“The R is for Role where they become the Milton Bradley game designers,” said Donna.  “The A is for Audience and that is for each other so that it is playable by their peers; F is Format where they have to design a game that 4-5 players can play; and T is the Topic which is the novel we just read Drums, Girls, and Dangerous Pie by Jordan Sonnenblick.  We did a huge unit on cancer because we realized that one of our students has cancer.  We have read several newspaper articles, articles on Achieve 3000, and we culminated with this novel that we pair all of the text together with.”

 “We are making our own game piece that coordinates with book we just read, Drums, Girls, and Dangerous Pie,” said Tanner Chechak, a 8th grade student.  We are getting in-depth with what this book means – for examples, the feelings, the characters, and the authors.
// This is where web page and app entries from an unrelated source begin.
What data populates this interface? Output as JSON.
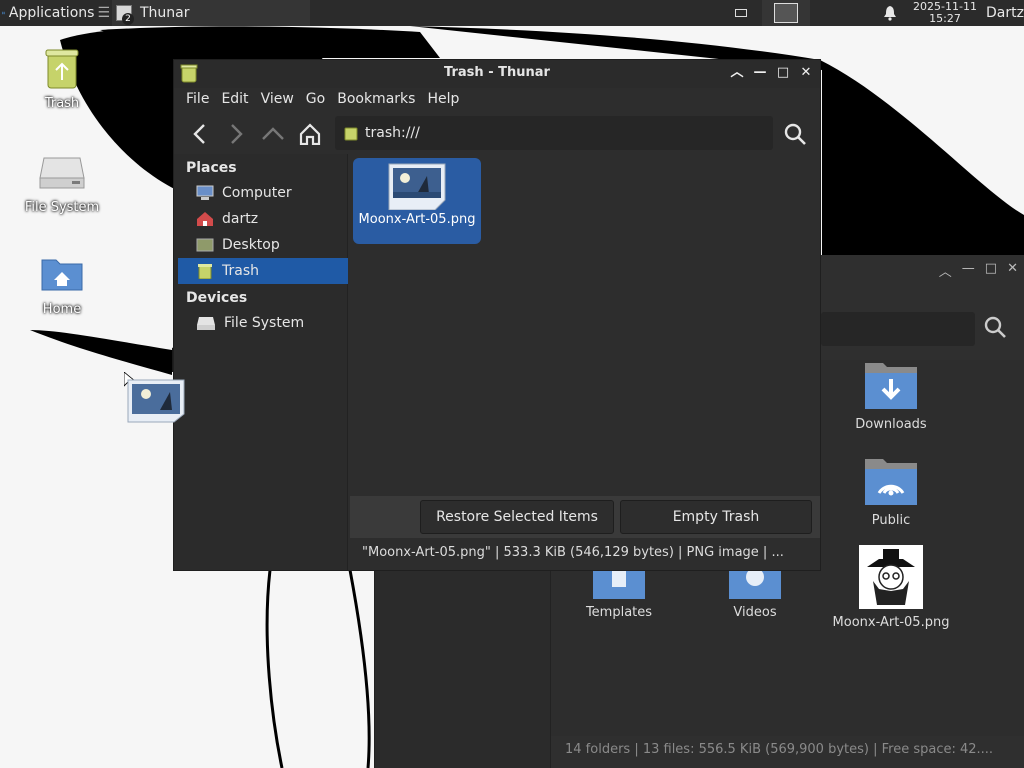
{
  "panel": {
    "applications_label": "Applications",
    "task_label": "Thunar",
    "task_count": "2",
    "clock_date": "2025-11-11",
    "clock_time": "15:27",
    "user_label": "Dartz"
  },
  "desktop": {
    "icons": [
      {
        "label": "Trash",
        "icon": "trash-icon"
      },
      {
        "label": "File System",
        "icon": "drive-icon"
      },
      {
        "label": "Home",
        "icon": "home-folder-icon"
      }
    ]
  },
  "trash_window": {
    "title": "Trash - Thunar",
    "menu": [
      "File",
      "Edit",
      "View",
      "Go",
      "Bookmarks",
      "Help"
    ],
    "location": "trash:///",
    "sidebar": {
      "places_header": "Places",
      "places": [
        "Computer",
        "dartz",
        "Desktop",
        "Trash"
      ],
      "devices_header": "Devices",
      "devices": [
        "File System"
      ]
    },
    "files": [
      {
        "name": "Moonx-Art-05.png",
        "icon": "image-file-icon"
      }
    ],
    "buttons": {
      "restore": "Restore Selected Items",
      "empty": "Empty Trash"
    },
    "status": "\"Moonx-Art-05.png\"  |  533.3 KiB (546,129 bytes)  |  PNG image  | ..."
  },
  "home_window": {
    "items": [
      {
        "label": "Downloads",
        "icon": "downloads-folder-icon"
      },
      {
        "label": "Public",
        "icon": "public-folder-icon"
      },
      {
        "label": "Templates",
        "icon": "templates-folder-icon"
      },
      {
        "label": "Videos",
        "icon": "videos-folder-icon"
      },
      {
        "label": "Moonx-Art-05.png",
        "icon": "image-thumbnail-icon"
      }
    ],
    "status": "14 folders  |  13 files: 556.5 KiB (569,900 bytes)  |  Free space: 42...."
  },
  "colors": {
    "selection": "#1f5aa6",
    "panel": "#2b2b2b",
    "window": "#2d2d2d"
  }
}
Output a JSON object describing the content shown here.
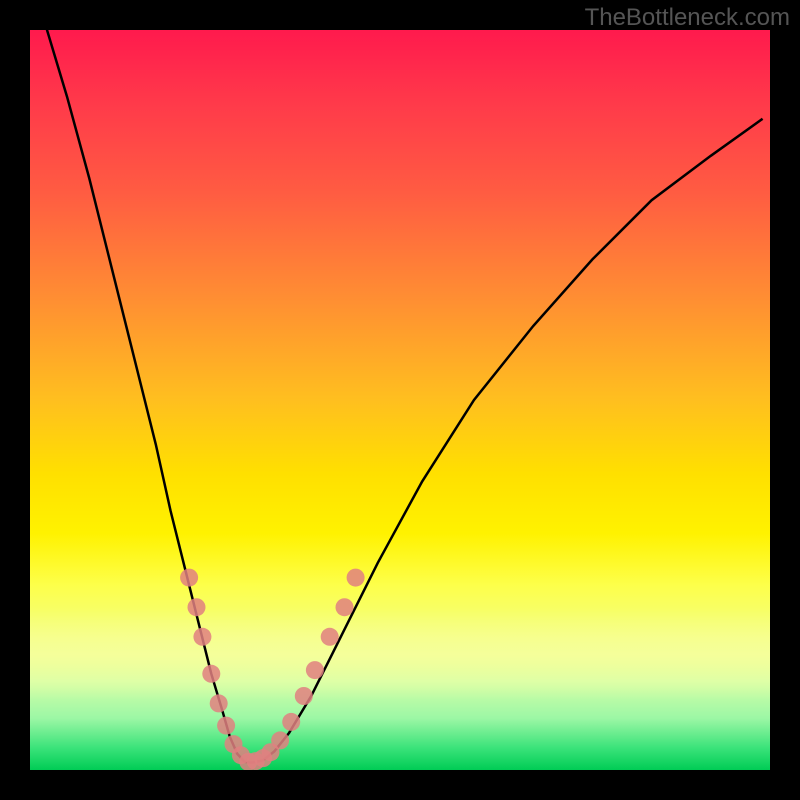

We are just really trying to understand the book in detail.”

“We are having to write the information and details about the book and write questions about what happens in the story, their moods, what they do, what the setting is, what types of things they are doing and where they are,” said Jelani Estes, a 7th grade student.

“The way this project is being graded is based on how well the strategies and questions that we came up with are and that there are level 1, 2, and 3 types of questions,” said Tristan Cadle, 8th grade student.

“Once all of our games are done,” said Tanner, “we will switch each group’s game pieces and we have to read the directions and play their games.  The games have to be workable and winnable.”

As an educator, Born believes that it is important to not only make herself available to all students to not only impart knowledge, but to also continuously provide guidance and support while preparing kids to be college and career ready. 

“I set high yet attainable goals for my struggling readers, and they are fully aware that I believe in them with all my heart, even when the expectations seem unreasonable.  I remain grateful for the opportunity to make a difference in the lives of kids, especially those who struggle!” 

To learn more about Donna’s teaching strategies, please contact her at and/or view the following videos:

Donna Born's IR Classroom and Achieve 3000: YouTube Part 1
Donna Born's IR Classroom and Achieve 3000: YouTube Part 2

To view a complete photo gallery of Donna and her classroom, visit the OCSD Facebook page.